:: Entries provided ::

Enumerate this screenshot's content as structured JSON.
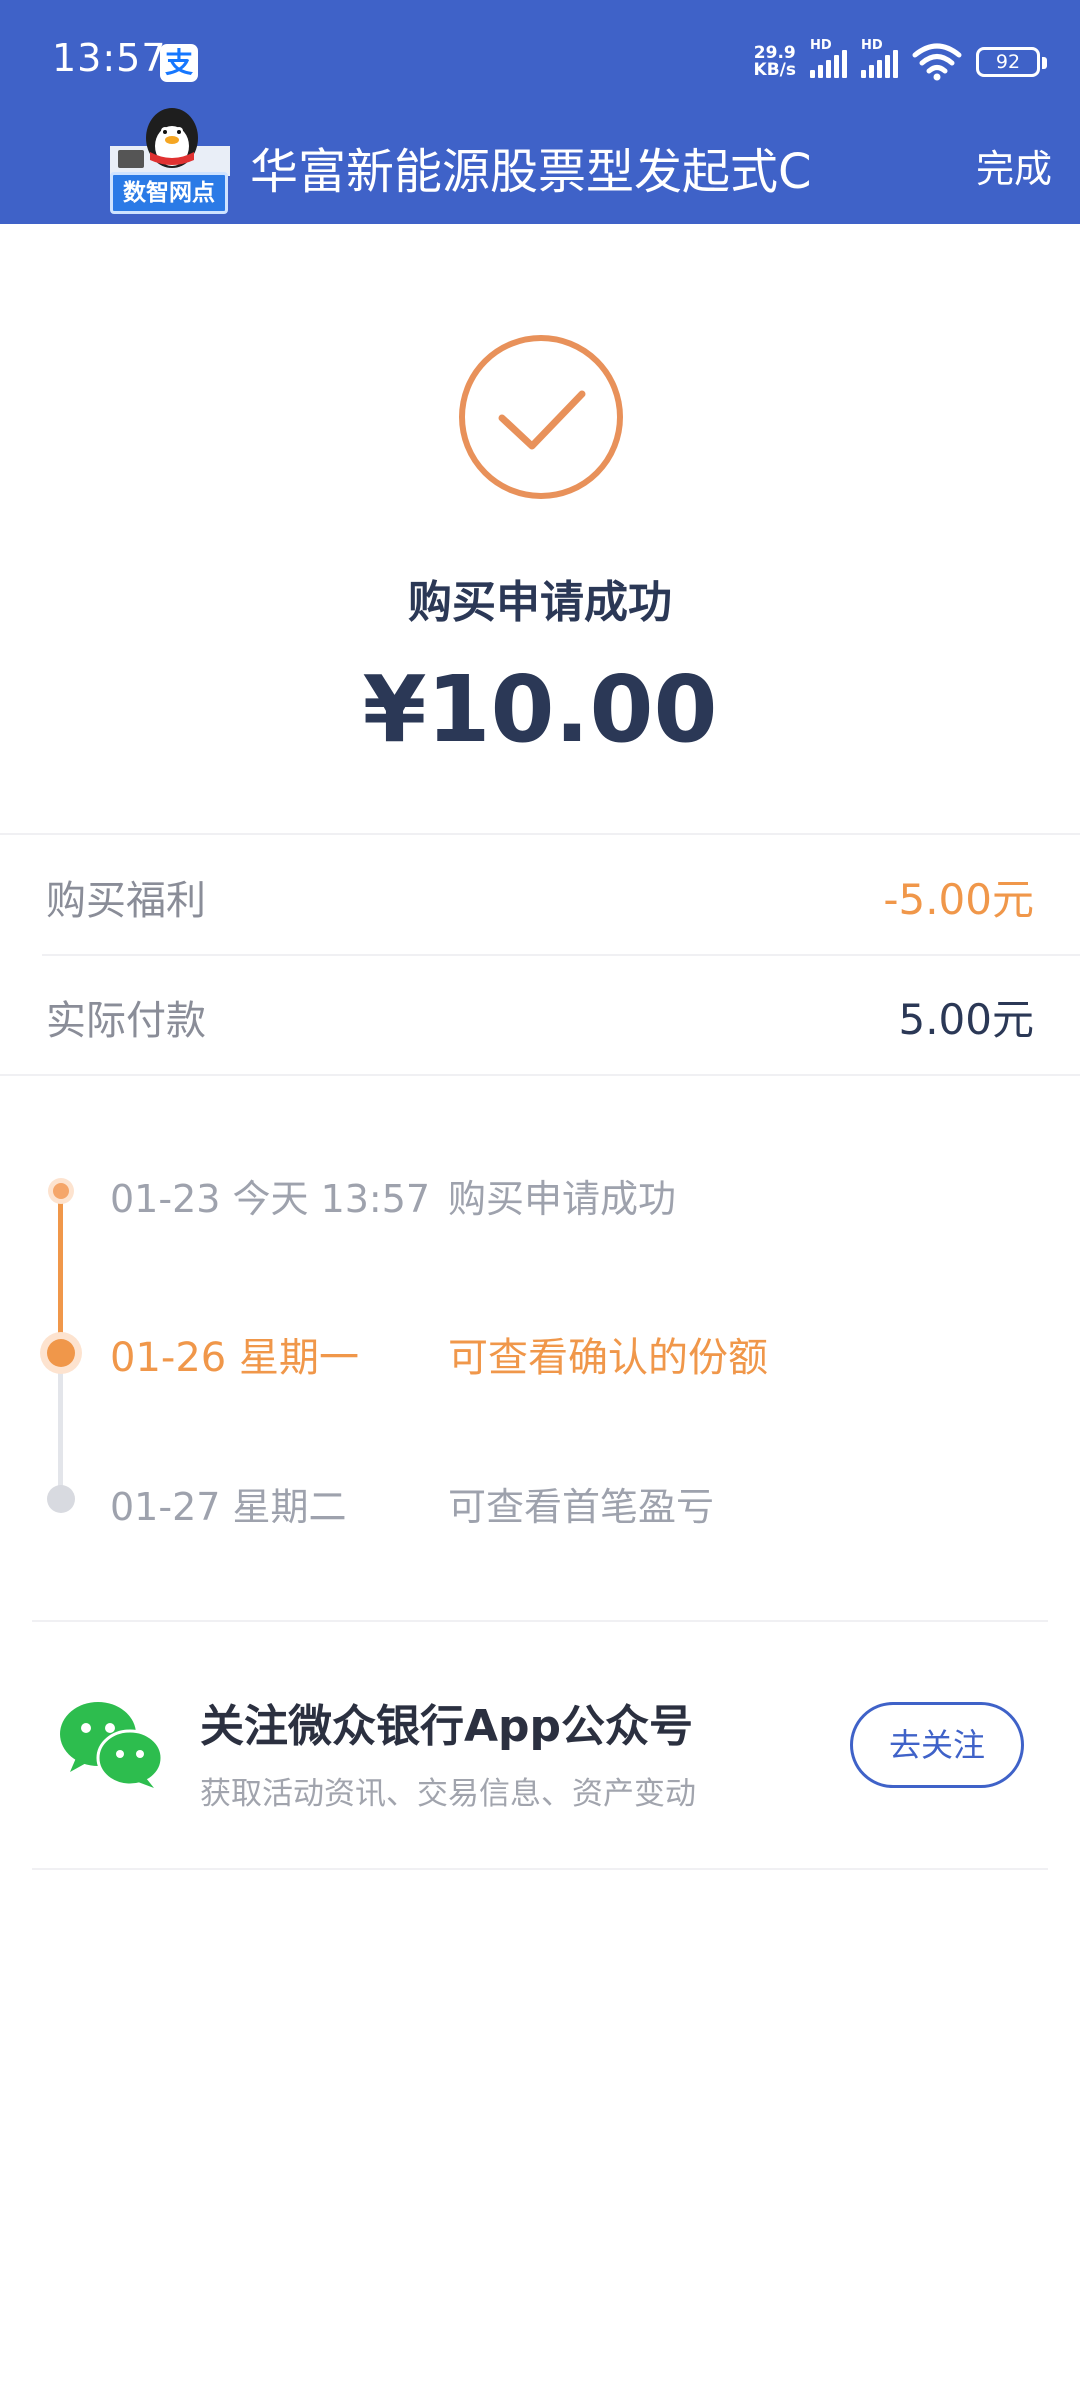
{
  "status_bar": {
    "time": "13:57",
    "app_badge": "支",
    "net_speed_value": "29.9",
    "net_speed_unit": "KB/s",
    "hd_1": "HD",
    "hd_2": "HD",
    "battery": "92"
  },
  "header": {
    "logo_text": "数智网点",
    "title": "华富新能源股票型发起式C",
    "done_label": "完成",
    "background": "#3f62c8"
  },
  "result": {
    "title": "购买申请成功",
    "amount": "¥10.00",
    "icon_color": "#e8915a"
  },
  "details": [
    {
      "label": "购买福利",
      "value": "-5.00元",
      "color": "#f0974a"
    },
    {
      "label": "实际付款",
      "value": "5.00元",
      "color": "#2b3856"
    }
  ],
  "timeline": [
    {
      "date": "01-23 今天 13:57",
      "desc": "购买申请成功",
      "state": "done"
    },
    {
      "date": "01-26 星期一",
      "desc": "可查看确认的份额",
      "state": "active"
    },
    {
      "date": "01-27 星期二",
      "desc": "可查看首笔盈亏",
      "state": "pending"
    }
  ],
  "follow": {
    "title": "关注微众银行App公众号",
    "subtitle": "获取活动资讯、交易信息、资产变动",
    "button_label": "去关注"
  }
}
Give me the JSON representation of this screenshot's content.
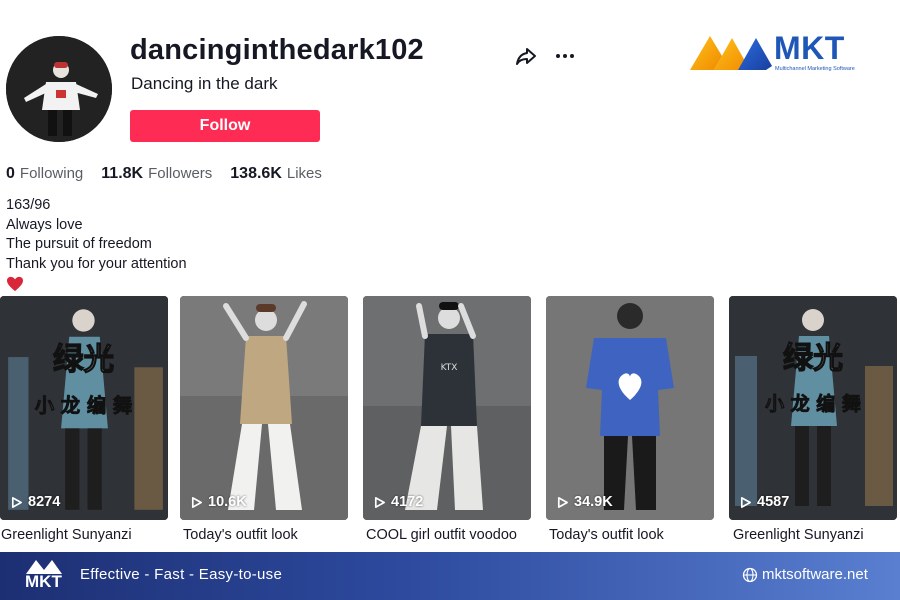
{
  "profile": {
    "username": "dancinginthedark102",
    "nickname": "Dancing in the dark",
    "follow_label": "Follow"
  },
  "stats": [
    {
      "value": "0",
      "label": "Following"
    },
    {
      "value": "11.8K",
      "label": "Followers"
    },
    {
      "value": "138.6K",
      "label": "Likes"
    }
  ],
  "bio": {
    "lines": [
      "163/96",
      "Always love",
      "The pursuit of freedom",
      "Thank you for your attention"
    ],
    "emoji": "heart-icon"
  },
  "videos": [
    {
      "views": "8274",
      "caption": "Greenlight Sunyanzi",
      "overlay_title": "绿光",
      "overlay_sub": "小 龙 编 舞"
    },
    {
      "views": "10.6K",
      "caption": "Today's outfit look"
    },
    {
      "views": "4172",
      "caption": "COOL girl outfit voodoo"
    },
    {
      "views": "34.9K",
      "caption": "Today's outfit look"
    },
    {
      "views": "4587",
      "caption": "Greenlight Sunyanzi",
      "overlay_title": "绿光",
      "overlay_sub": "小 龙 编 舞"
    }
  ],
  "branding": {
    "logo_text": "MKT",
    "logo_tagline": "Multichannel Marketing Software",
    "footer_slogan": "Effective - Fast - Easy-to-use",
    "footer_site": "mktsoftware.net",
    "accent": "#fe2c55",
    "brand_blue": "#1f57b6"
  }
}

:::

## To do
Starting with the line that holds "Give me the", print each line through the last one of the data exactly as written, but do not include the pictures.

## Solution to this problem
Give me the JSON representation of this screenshot's content.
{
  "profile": {
    "username": "dancinginthedark102",
    "nickname": "Dancing in the dark",
    "follow_label": "Follow"
  },
  "stats": [
    {
      "value": "0",
      "label": "Following"
    },
    {
      "value": "11.8K",
      "label": "Followers"
    },
    {
      "value": "138.6K",
      "label": "Likes"
    }
  ],
  "bio": {
    "lines": [
      "163/96",
      "Always love",
      "The pursuit of freedom",
      "Thank you for your attention"
    ],
    "emoji": "heart-icon"
  },
  "videos": [
    {
      "views": "8274",
      "caption": "Greenlight Sunyanzi",
      "overlay_title": "绿光",
      "overlay_sub": "小 龙 编 舞"
    },
    {
      "views": "10.6K",
      "caption": "Today's outfit look"
    },
    {
      "views": "4172",
      "caption": "COOL girl outfit voodoo"
    },
    {
      "views": "34.9K",
      "caption": "Today's outfit look"
    },
    {
      "views": "4587",
      "caption": "Greenlight Sunyanzi",
      "overlay_title": "绿光",
      "overlay_sub": "小 龙 编 舞"
    }
  ],
  "branding": {
    "logo_text": "MKT",
    "logo_tagline": "Multichannel Marketing Software",
    "footer_slogan": "Effective - Fast - Easy-to-use",
    "footer_site": "mktsoftware.net",
    "accent": "#fe2c55",
    "brand_blue": "#1f57b6"
  }
}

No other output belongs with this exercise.